Caffe del Doge is first and foremost a Venice based coffee roaster that also operates several no-nonsense coffee bars thorough town – in a similar vein to Passalaqua/Caffe Mexico in Venice. I have yet to figure out what differentiates the “traditional Venetian Roasting method” from that of other cities, but the coffee is good.
You get the standard concoctions in this regular classic Italian coffee bar, along with some simple patisserie and ice cream. It’s for coffee, not romantic dates.
Notable places I missed
Last not least, some notable omission – simply because I could not fit them in into my touristing schedule, or they were closed when I intended to visit, or I went there on a previous visit…
Cantina Do Mori and All Arco
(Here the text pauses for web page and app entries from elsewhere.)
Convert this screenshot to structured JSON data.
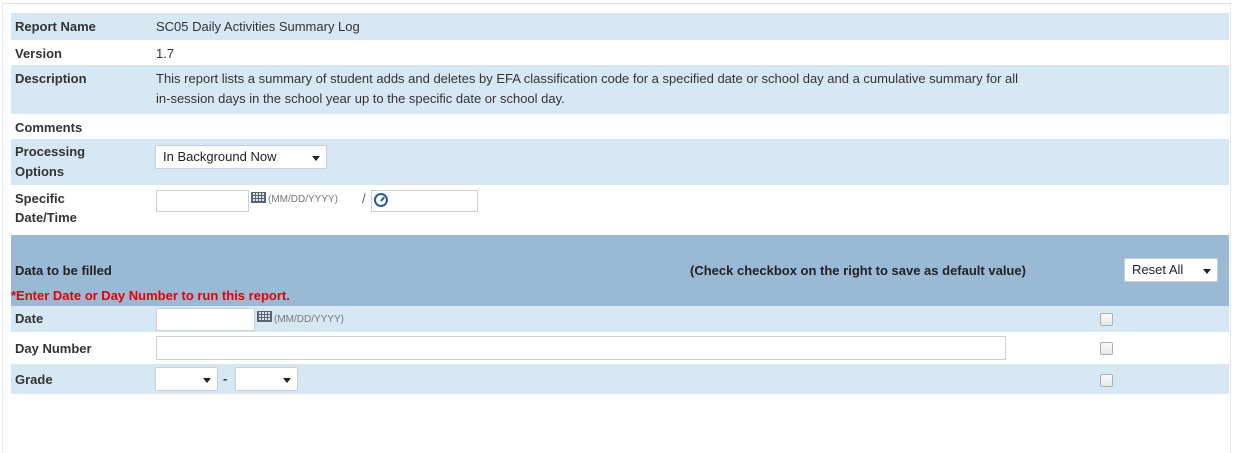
{
  "report": {
    "name_label": "Report Name",
    "name_value": "SC05 Daily Activities Summary Log",
    "version_label": "Version",
    "version_value": "1.7",
    "description_label": "Description",
    "description_line1": "This report lists a summary of student adds and deletes by EFA classification code for a specified date or school day and a cumulative summary for all",
    "description_line2": "in-session days in the school year up to the specific date or school day.",
    "comments_label": "Comments",
    "processing_label_line1": "Processing",
    "processing_label_line2": "Options",
    "processing_selected": "In Background Now",
    "specific_label_line1": "Specific",
    "specific_label_line2": "Date/Time",
    "date_format_hint": "(MM/DD/YYYY)",
    "date_time_separator": "/",
    "specific_date_value": "",
    "specific_time_value": ""
  },
  "data_section": {
    "title": "Data to be filled",
    "default_note": "(Check checkbox on the right to save as default value)",
    "reset_selected": "Reset All",
    "warning": "*Enter Date or Day Number to run this report.",
    "warning_color": "#e60000"
  },
  "params": {
    "date_label": "Date",
    "date_value": "",
    "date_hint": "(MM/DD/YYYY)",
    "day_number_label": "Day Number",
    "day_number_value": "",
    "grade_label": "Grade",
    "grade_from": "",
    "grade_separator": "-",
    "grade_to": ""
  },
  "colors": {
    "row_blue": "#d6e8f3",
    "section_header": "#9ab9d4",
    "icon_blue": "#1f5e99"
  }
}
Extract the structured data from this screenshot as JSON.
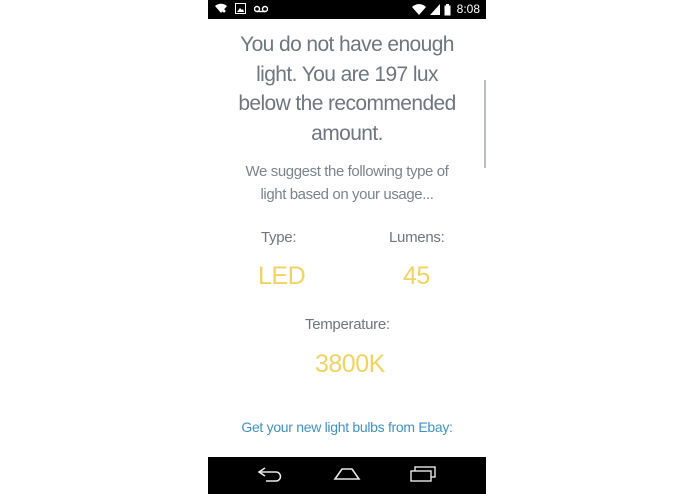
{
  "status_bar": {
    "time": "8:08",
    "icons": [
      "wifi-icon",
      "image-icon",
      "voicemail-icon",
      "wifi-signal-icon",
      "cell-signal-icon",
      "battery-icon"
    ]
  },
  "result": {
    "headline_lines": [
      "You do not have enough",
      "light. You are 197 lux",
      "below the recommended",
      "amount."
    ],
    "suggestion_lines": [
      "We suggest the following type of",
      "light based on your usage..."
    ]
  },
  "recommendation": {
    "type_label": "Type:",
    "type_value": "LED",
    "lumens_label": "Lumens:",
    "lumens_value": "45",
    "temperature_label": "Temperature:",
    "temperature_value": "3800K"
  },
  "ebay_link": "Get your new light bulbs from Ebay:",
  "colors": {
    "text": "#6e7680",
    "value": "#f3d360",
    "link": "#3f93c4",
    "bars": "#000000"
  },
  "nav_bar": {
    "icons": [
      "back-icon",
      "home-icon",
      "recent-apps-icon"
    ]
  }
}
Two very nice, very classic Venice bars in the back lanes of teh Rialto market, tucked away from the more modern and scenic Canale Grande sit-down bars.
As you can see in the example below, seating is somewhat limited but that should not stop you from visiting one of these two friendly places when in need for an alcoholic refreshment. Wine in small glasses at good prices, friendly service, heaps of authenticity. Unlike many bars in Venice these places are strictly for drinks and chicheti, so although they do open early, none of them serve coffee or breakfast
Cantina do Mori, San Polo 429, Venice and All’Arco, San Polo 436, 30125 Venice. Both are literally a stone’s throw to each other, about 150m from the main Rialto market the opposite direction of Canale Grande. A map app with GPS is your friend here.
What you won’t get at the tiny bars, coffe and cake, you will find in heaps at Tonolo. A Venice institution, this corner shop sells great simple but hefty cakes and other sweet treats.
Immediately drawn to it by the same crockery that my grandparents used (the now iconic Bavarian “Dorothea” China Blue), I tried to visit, but their opening hours were somewhat restrictive to my Saturday afternoon to Monday morning visit. They do turn up in every blog and “insider tip” post, and are highly frequented by locals. Next time.
Pasticcheria Tonolo, Calle San Pantalon Dorsoduro 3764 Dorsoduro 3764, 30123 Venedig Italien. Open Tuesday to Wednesday 07:45 to 20.00 with some limited hours on Sunday
I hope you find something useful in these recommendations, and go to eat in Venice without lightening your wallet too much. All being good, I will be back in Venice this autumn and collect some more good places to eat, hopefully!
The Small Print
I visited Venice in June 2021 for a weekend, as always, all booked and paid by myself. I flew to Bergamo on Ryanair and back from Milan Malpensa, owing to my work schedule and serious limitation on how much time I could take off – one day to be exact. I took the regional train to and from Venice, which added about 45 Euro to my already tiny 38 Euro cost for flights.
At the time of my visit, 7-day incidences were low (below 50) in both Lombardy and the Veneto, with Veneto being well under 20. Mask wearing was mandatory everywhere including some outdoor spaces, with medical masks to be worn. I noted locals wearing masks even if hardly anyone was in the streets, and followed suit. Everywhere was open, if with limited visitor numbers. The mask wearing, to be honest, does not bother me too much but if you are averse to masks, then Italy might not be such a great place to visit right now.
This post contains an affiliate link to Booking.com. Other than that, I have received no monetary or non-monetary rewards for reviewing any of the places mentioned.